[What the exercise asks] Show every line of the material that follows in which the word "JSON" occurs.

[Records]
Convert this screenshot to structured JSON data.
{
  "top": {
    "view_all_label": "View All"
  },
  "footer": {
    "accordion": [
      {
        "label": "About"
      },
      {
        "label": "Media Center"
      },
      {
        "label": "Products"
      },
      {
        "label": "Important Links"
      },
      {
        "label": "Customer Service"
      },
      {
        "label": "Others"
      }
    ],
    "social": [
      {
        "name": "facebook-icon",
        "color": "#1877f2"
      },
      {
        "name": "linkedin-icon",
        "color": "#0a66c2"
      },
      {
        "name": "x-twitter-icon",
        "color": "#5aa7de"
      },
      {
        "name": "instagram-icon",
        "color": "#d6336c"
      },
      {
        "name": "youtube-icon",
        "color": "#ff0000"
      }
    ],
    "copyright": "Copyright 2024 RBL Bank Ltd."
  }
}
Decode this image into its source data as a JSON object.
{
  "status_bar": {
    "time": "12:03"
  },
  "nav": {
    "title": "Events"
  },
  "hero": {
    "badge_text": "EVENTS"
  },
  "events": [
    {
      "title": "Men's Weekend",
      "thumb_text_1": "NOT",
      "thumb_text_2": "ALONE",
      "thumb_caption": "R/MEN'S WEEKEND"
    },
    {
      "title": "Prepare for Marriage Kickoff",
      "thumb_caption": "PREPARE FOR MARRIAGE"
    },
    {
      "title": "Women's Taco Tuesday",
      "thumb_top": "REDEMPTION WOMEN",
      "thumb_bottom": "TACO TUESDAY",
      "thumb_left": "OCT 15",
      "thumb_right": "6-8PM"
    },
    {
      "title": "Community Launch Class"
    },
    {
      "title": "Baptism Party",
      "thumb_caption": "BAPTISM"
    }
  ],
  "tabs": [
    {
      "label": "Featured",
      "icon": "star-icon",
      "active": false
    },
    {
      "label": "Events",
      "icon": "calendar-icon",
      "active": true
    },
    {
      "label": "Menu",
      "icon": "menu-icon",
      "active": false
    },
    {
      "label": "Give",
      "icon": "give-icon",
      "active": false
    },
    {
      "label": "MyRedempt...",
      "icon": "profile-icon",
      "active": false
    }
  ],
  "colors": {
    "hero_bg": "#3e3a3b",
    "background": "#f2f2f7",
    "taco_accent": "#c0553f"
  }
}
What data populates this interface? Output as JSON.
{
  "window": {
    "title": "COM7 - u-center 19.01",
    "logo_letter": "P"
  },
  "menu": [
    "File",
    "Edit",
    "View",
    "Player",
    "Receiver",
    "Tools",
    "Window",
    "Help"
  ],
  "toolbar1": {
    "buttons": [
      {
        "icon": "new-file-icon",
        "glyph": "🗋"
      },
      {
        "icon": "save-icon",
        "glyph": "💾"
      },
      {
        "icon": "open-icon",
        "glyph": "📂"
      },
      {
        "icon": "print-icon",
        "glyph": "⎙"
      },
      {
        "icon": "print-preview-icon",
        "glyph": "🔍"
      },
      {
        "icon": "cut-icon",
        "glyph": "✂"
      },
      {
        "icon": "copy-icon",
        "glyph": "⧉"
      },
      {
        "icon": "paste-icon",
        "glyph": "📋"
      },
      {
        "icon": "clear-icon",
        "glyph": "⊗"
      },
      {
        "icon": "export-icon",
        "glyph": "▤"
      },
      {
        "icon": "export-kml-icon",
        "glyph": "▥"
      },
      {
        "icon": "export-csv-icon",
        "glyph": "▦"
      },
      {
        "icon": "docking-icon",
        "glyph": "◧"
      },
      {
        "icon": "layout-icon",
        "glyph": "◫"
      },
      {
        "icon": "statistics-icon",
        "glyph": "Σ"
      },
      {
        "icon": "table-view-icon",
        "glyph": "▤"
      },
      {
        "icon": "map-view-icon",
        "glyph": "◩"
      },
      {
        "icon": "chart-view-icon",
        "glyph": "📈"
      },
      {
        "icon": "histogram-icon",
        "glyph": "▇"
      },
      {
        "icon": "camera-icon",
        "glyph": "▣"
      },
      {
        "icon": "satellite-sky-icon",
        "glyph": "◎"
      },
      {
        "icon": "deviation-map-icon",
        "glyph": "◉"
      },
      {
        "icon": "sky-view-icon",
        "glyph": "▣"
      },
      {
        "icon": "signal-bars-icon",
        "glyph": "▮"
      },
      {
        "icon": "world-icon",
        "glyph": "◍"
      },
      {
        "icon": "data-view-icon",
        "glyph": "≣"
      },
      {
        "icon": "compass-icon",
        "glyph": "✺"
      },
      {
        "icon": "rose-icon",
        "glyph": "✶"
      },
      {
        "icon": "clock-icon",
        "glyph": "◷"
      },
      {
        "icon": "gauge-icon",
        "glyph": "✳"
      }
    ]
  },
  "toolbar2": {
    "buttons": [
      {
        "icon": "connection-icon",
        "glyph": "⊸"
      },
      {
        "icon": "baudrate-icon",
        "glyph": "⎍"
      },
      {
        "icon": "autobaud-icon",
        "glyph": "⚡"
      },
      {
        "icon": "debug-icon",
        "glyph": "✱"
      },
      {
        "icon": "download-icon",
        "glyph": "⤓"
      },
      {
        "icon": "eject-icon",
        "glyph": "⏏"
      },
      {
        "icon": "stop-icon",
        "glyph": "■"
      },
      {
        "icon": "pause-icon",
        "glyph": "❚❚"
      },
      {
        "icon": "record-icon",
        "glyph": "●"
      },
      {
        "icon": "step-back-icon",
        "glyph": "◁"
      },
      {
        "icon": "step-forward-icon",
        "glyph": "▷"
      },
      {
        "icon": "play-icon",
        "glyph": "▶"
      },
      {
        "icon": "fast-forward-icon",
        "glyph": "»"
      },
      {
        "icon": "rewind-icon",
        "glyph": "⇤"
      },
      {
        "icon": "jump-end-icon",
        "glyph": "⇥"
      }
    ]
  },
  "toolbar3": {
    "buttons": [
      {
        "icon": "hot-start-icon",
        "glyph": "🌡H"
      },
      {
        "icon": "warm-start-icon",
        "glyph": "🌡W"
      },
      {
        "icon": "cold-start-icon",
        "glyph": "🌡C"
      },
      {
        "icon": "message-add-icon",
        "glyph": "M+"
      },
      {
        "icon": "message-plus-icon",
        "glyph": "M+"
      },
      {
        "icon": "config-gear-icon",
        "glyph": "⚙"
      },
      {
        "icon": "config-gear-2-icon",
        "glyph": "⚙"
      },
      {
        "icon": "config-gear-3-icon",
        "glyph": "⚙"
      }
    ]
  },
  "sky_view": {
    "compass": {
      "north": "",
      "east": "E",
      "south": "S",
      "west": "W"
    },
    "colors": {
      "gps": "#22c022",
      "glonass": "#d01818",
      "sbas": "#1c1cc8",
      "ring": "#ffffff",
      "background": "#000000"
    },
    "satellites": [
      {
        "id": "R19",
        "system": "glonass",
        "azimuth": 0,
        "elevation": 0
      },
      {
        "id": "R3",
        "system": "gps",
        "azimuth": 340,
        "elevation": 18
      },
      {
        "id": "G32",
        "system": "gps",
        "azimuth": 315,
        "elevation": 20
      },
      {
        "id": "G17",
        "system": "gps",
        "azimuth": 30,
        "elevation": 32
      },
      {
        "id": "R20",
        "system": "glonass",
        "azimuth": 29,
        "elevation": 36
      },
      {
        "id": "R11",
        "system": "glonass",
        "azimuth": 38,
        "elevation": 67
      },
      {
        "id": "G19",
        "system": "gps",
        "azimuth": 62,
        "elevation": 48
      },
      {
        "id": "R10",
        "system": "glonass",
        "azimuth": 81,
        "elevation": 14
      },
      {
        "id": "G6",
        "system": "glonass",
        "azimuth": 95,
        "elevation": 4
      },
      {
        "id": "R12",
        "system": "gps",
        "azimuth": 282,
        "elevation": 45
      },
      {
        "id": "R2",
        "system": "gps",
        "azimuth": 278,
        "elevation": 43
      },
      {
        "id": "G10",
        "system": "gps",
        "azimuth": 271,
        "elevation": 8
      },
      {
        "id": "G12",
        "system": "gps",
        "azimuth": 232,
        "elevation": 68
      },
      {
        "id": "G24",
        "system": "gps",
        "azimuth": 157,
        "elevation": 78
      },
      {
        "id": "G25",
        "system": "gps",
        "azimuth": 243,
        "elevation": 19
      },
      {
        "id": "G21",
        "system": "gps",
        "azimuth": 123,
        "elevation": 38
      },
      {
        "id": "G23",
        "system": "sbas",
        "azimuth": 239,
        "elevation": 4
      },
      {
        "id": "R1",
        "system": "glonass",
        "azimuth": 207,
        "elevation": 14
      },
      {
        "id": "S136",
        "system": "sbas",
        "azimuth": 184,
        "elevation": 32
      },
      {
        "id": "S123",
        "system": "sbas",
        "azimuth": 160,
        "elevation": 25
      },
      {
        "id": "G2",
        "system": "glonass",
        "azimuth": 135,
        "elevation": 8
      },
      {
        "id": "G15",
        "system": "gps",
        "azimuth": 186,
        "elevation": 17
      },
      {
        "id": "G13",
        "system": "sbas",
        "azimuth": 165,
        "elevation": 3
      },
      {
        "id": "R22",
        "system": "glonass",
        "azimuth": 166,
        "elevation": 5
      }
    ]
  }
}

[Worked solution]
Convert this screenshot to structured JSON data.
Decode this image into its source data as a JSON object.
What data populates this interface? Output as JSON.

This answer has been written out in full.